Malltraeth is the next village along from Newborough to the north. The two villages are linked by a “cob” – a dike wall – with a footpath/cycle track along its top.

Malltreath cob - the pools on the left and the sea on the right

Malltreath cob – the pools on the left and the sea on the right and very faintly in the background, the mountains

The cob was completed in the early 19th Century, under the direction of Thomas Telford and John Rennie. At the same time, the Afon Cefni was straightened (and straitened) creating what looks like a canal, but is still tidal. This created nearly 1,600ha of grazing land on either side of the Cefni. Much of this land is now a nature reserve managed by the RSPB.

The Afon Cefni at high water

The Afon Cefni at high water

From the cob there are beautiful views in all directions. On the inland side, lie a series of pools, known as the Cob Pools, with the vast Malltraeth Marsh / Cors Ddyga beyond. To the seaward side are the Malltraeth Sands with Malltraeth Bay beyond. The whole area is a haven for wildlife, particularly birds.

One of the benches looking out over the Cob Pools, across the marshes to the mountains beyond

One of the benches looking out over the Cob Pools, across the marshes to the mountains beyond

At the Malltraeth end of the cob, there are several benches and a small picnic area (and a chip shop in the village). There are also information boards explaining the history of the cob and the geology of the area, as well as a visual guide to help you identify the mountain peaks that form the horizon to the south.

Malltraeth parking area looking out towards the bay

Malltraeth parking area looking out towards the bay

At the Newborough end of the cob, there is another small car parking area, with picnic benches, known as the Malltraeth car park.

The path on the cob is completely flat. From one end to the other it is about a mile long.

Lots more information about the cob, Malltraeth and the history of the area can be found on the Malltraeth village website: www.malltraeth.com

One of the information boards at Malltraeth

One of the information boards at Malltraeth

Managed by ponies (and cows, sheep and rabbits)

Newborough Forest is bounded by National Nature Reserves on three sides. Ponies are used to “manage” the grass, herbs and scrub in the Nature Reserves, along with cattle, sheep and the wild rabbits that give Newborough Warren its name.

Here are some of the team:

Newborough Warren pony - grey

Newborough Warren pony – grey

Newborough Warren pony - chestnut

Newborough Warren pony – chestnut

Newborough Warren cow

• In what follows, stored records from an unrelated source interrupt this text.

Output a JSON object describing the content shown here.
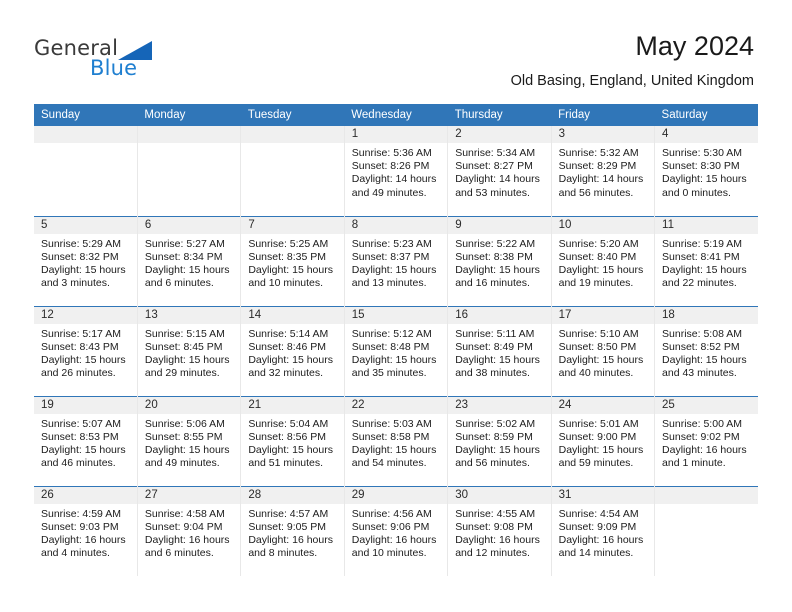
{
  "brand": {
    "name_top": "General",
    "name_bottom": "Blue",
    "color_primary": "#1565b8",
    "color_text": "#3a3a3a"
  },
  "header": {
    "title": "May 2024",
    "subtitle": "Old Basing, England, United Kingdom",
    "header_bg": "#3076b8",
    "daynum_bg": "#f0f0f0"
  },
  "calendar": {
    "weekday_headers": [
      "Sunday",
      "Monday",
      "Tuesday",
      "Wednesday",
      "Thursday",
      "Friday",
      "Saturday"
    ],
    "weeks": [
      [
        {
          "day": "",
          "empty": true,
          "sunrise": "",
          "sunset": "",
          "daylight_1": "",
          "daylight_2": ""
        },
        {
          "day": "",
          "empty": true,
          "sunrise": "",
          "sunset": "",
          "daylight_1": "",
          "daylight_2": ""
        },
        {
          "day": "",
          "empty": true,
          "sunrise": "",
          "sunset": "",
          "daylight_1": "",
          "daylight_2": ""
        },
        {
          "day": "1",
          "empty": false,
          "sunrise": "Sunrise: 5:36 AM",
          "sunset": "Sunset: 8:26 PM",
          "daylight_1": "Daylight: 14 hours",
          "daylight_2": "and 49 minutes."
        },
        {
          "day": "2",
          "empty": false,
          "sunrise": "Sunrise: 5:34 AM",
          "sunset": "Sunset: 8:27 PM",
          "daylight_1": "Daylight: 14 hours",
          "daylight_2": "and 53 minutes."
        },
        {
          "day": "3",
          "empty": false,
          "sunrise": "Sunrise: 5:32 AM",
          "sunset": "Sunset: 8:29 PM",
          "daylight_1": "Daylight: 14 hours",
          "daylight_2": "and 56 minutes."
        },
        {
          "day": "4",
          "empty": false,
          "sunrise": "Sunrise: 5:30 AM",
          "sunset": "Sunset: 8:30 PM",
          "daylight_1": "Daylight: 15 hours",
          "daylight_2": "and 0 minutes."
        }
      ],
      [
        {
          "day": "5",
          "empty": false,
          "sunrise": "Sunrise: 5:29 AM",
          "sunset": "Sunset: 8:32 PM",
          "daylight_1": "Daylight: 15 hours",
          "daylight_2": "and 3 minutes."
        },
        {
          "day": "6",
          "empty": false,
          "sunrise": "Sunrise: 5:27 AM",
          "sunset": "Sunset: 8:34 PM",
          "daylight_1": "Daylight: 15 hours",
          "daylight_2": "and 6 minutes."
        },
        {
          "day": "7",
          "empty": false,
          "sunrise": "Sunrise: 5:25 AM",
          "sunset": "Sunset: 8:35 PM",
          "daylight_1": "Daylight: 15 hours",
          "daylight_2": "and 10 minutes."
        },
        {
          "day": "8",
          "empty": false,
          "sunrise": "Sunrise: 5:23 AM",
          "sunset": "Sunset: 8:37 PM",
          "daylight_1": "Daylight: 15 hours",
          "daylight_2": "and 13 minutes."
        },
        {
          "day": "9",
          "empty": false,
          "sunrise": "Sunrise: 5:22 AM",
          "sunset": "Sunset: 8:38 PM",
          "daylight_1": "Daylight: 15 hours",
          "daylight_2": "and 16 minutes."
        },
        {
          "day": "10",
          "empty": false,
          "sunrise": "Sunrise: 5:20 AM",
          "sunset": "Sunset: 8:40 PM",
          "daylight_1": "Daylight: 15 hours",
          "daylight_2": "and 19 minutes."
        },
        {
          "day": "11",
          "empty": false,
          "sunrise": "Sunrise: 5:19 AM",
          "sunset": "Sunset: 8:41 PM",
          "daylight_1": "Daylight: 15 hours",
          "daylight_2": "and 22 minutes."
        }
      ],
      [
        {
          "day": "12",
          "empty": false,
          "sunrise": "Sunrise: 5:17 AM",
          "sunset": "Sunset: 8:43 PM",
          "daylight_1": "Daylight: 15 hours",
          "daylight_2": "and 26 minutes."
        },
        {
          "day": "13",
          "empty": false,
          "sunrise": "Sunrise: 5:15 AM",
          "sunset": "Sunset: 8:45 PM",
          "daylight_1": "Daylight: 15 hours",
          "daylight_2": "and 29 minutes."
        },
        {
          "day": "14",
          "empty": false,
          "sunrise": "Sunrise: 5:14 AM",
          "sunset": "Sunset: 8:46 PM",
          "daylight_1": "Daylight: 15 hours",
          "daylight_2": "and 32 minutes."
        },
        {
          "day": "15",
          "empty": false,
          "sunrise": "Sunrise: 5:12 AM",
          "sunset": "Sunset: 8:48 PM",
          "daylight_1": "Daylight: 15 hours",
          "daylight_2": "and 35 minutes."
        },
        {
          "day": "16",
          "empty": false,
          "sunrise": "Sunrise: 5:11 AM",
          "sunset": "Sunset: 8:49 PM",
          "daylight_1": "Daylight: 15 hours",
          "daylight_2": "and 38 minutes."
        },
        {
          "day": "17",
          "empty": false,
          "sunrise": "Sunrise: 5:10 AM",
          "sunset": "Sunset: 8:50 PM",
          "daylight_1": "Daylight: 15 hours",
          "daylight_2": "and 40 minutes."
        },
        {
          "day": "18",
          "empty": false,
          "sunrise": "Sunrise: 5:08 AM",
          "sunset": "Sunset: 8:52 PM",
          "daylight_1": "Daylight: 15 hours",
          "daylight_2": "and 43 minutes."
        }
      ],
      [
        {
          "day": "19",
          "empty": false,
          "sunrise": "Sunrise: 5:07 AM",
          "sunset": "Sunset: 8:53 PM",
          "daylight_1": "Daylight: 15 hours",
          "daylight_2": "and 46 minutes."
        },
        {
          "day": "20",
          "empty": false,
          "sunrise": "Sunrise: 5:06 AM",
          "sunset": "Sunset: 8:55 PM",
          "daylight_1": "Daylight: 15 hours",
          "daylight_2": "and 49 minutes."
        },
        {
          "day": "21",
          "empty": false,
          "sunrise": "Sunrise: 5:04 AM",
          "sunset": "Sunset: 8:56 PM",
          "daylight_1": "Daylight: 15 hours",
          "daylight_2": "and 51 minutes."
        },
        {
          "day": "22",
          "empty": false,
          "sunrise": "Sunrise: 5:03 AM",
          "sunset": "Sunset: 8:58 PM",
          "daylight_1": "Daylight: 15 hours",
          "daylight_2": "and 54 minutes."
        },
        {
          "day": "23",
          "empty": false,
          "sunrise": "Sunrise: 5:02 AM",
          "sunset": "Sunset: 8:59 PM",
          "daylight_1": "Daylight: 15 hours",
          "daylight_2": "and 56 minutes."
        },
        {
          "day": "24",
          "empty": false,
          "sunrise": "Sunrise: 5:01 AM",
          "sunset": "Sunset: 9:00 PM",
          "daylight_1": "Daylight: 15 hours",
          "daylight_2": "and 59 minutes."
        },
        {
          "day": "25",
          "empty": false,
          "sunrise": "Sunrise: 5:00 AM",
          "sunset": "Sunset: 9:02 PM",
          "daylight_1": "Daylight: 16 hours",
          "daylight_2": "and 1 minute."
        }
      ],
      [
        {
          "day": "26",
          "empty": false,
          "sunrise": "Sunrise: 4:59 AM",
          "sunset": "Sunset: 9:03 PM",
          "daylight_1": "Daylight: 16 hours",
          "daylight_2": "and 4 minutes."
        },
        {
          "day": "27",
          "empty": false,
          "sunrise": "Sunrise: 4:58 AM",
          "sunset": "Sunset: 9:04 PM",
          "daylight_1": "Daylight: 16 hours",
          "daylight_2": "and 6 minutes."
        },
        {
          "day": "28",
          "empty": false,
          "sunrise": "Sunrise: 4:57 AM",
          "sunset": "Sunset: 9:05 PM",
          "daylight_1": "Daylight: 16 hours",
          "daylight_2": "and 8 minutes."
        },
        {
          "day": "29",
          "empty": false,
          "sunrise": "Sunrise: 4:56 AM",
          "sunset": "Sunset: 9:06 PM",
          "daylight_1": "Daylight: 16 hours",
          "daylight_2": "and 10 minutes."
        },
        {
          "day": "30",
          "empty": false,
          "sunrise": "Sunrise: 4:55 AM",
          "sunset": "Sunset: 9:08 PM",
          "daylight_1": "Daylight: 16 hours",
          "daylight_2": "and 12 minutes."
        },
        {
          "day": "31",
          "empty": false,
          "sunrise": "Sunrise: 4:54 AM",
          "sunset": "Sunset: 9:09 PM",
          "daylight_1": "Daylight: 16 hours",
          "daylight_2": "and 14 minutes."
        },
        {
          "day": "",
          "empty": true,
          "sunrise": "",
          "sunset": "",
          "daylight_1": "",
          "daylight_2": ""
        }
      ]
    ]
  }
}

Newborough Warren cow

The ponies are more or less wild – they’re unbroken, and infrequently handled, but some of them are quite friendly: like the two above who were desperate to get their portraits taken!